* Problem details
Check every line of the entries below for "placeholder", and copy the lines that have it.

[Dataset rows describing interfaces]
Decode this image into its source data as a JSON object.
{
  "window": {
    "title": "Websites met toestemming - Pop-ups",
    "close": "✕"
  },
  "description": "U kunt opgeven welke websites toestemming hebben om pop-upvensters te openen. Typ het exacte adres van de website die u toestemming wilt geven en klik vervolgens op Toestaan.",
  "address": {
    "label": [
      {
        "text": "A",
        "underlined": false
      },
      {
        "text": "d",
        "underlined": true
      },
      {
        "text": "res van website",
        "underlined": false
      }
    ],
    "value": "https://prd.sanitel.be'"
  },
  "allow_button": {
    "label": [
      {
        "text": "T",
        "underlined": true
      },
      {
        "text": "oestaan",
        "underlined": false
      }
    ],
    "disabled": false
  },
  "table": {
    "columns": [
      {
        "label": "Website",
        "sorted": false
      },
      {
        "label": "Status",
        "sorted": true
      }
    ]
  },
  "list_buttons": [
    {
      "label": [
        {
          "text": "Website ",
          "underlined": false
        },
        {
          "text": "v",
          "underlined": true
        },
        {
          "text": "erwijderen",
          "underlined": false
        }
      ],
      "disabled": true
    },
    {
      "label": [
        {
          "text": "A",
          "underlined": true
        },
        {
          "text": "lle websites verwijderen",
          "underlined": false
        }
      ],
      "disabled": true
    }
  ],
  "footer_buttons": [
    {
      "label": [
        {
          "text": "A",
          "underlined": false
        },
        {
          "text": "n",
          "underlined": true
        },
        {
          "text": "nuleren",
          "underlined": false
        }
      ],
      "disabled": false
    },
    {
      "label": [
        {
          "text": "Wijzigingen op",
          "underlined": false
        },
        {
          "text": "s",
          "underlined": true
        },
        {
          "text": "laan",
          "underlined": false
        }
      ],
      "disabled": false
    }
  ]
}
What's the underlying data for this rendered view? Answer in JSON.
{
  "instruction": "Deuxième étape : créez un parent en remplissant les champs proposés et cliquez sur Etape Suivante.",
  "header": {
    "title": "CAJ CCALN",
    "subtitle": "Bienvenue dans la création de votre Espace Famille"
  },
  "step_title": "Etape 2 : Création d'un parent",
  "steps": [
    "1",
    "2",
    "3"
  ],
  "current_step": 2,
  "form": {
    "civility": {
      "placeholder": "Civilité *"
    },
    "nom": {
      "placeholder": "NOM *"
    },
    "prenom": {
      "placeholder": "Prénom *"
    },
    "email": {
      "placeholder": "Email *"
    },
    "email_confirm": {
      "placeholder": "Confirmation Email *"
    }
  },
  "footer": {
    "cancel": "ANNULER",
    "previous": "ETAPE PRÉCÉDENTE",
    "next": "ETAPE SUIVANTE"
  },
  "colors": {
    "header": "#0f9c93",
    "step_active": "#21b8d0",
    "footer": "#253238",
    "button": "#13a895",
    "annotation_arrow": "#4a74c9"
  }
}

* Solved problem
      "placeholder": "Civilité *"
      "placeholder": "NOM *"
      "placeholder": "Prénom *"
      "placeholder": "Email *"
      "placeholder": "Confirmation Email *"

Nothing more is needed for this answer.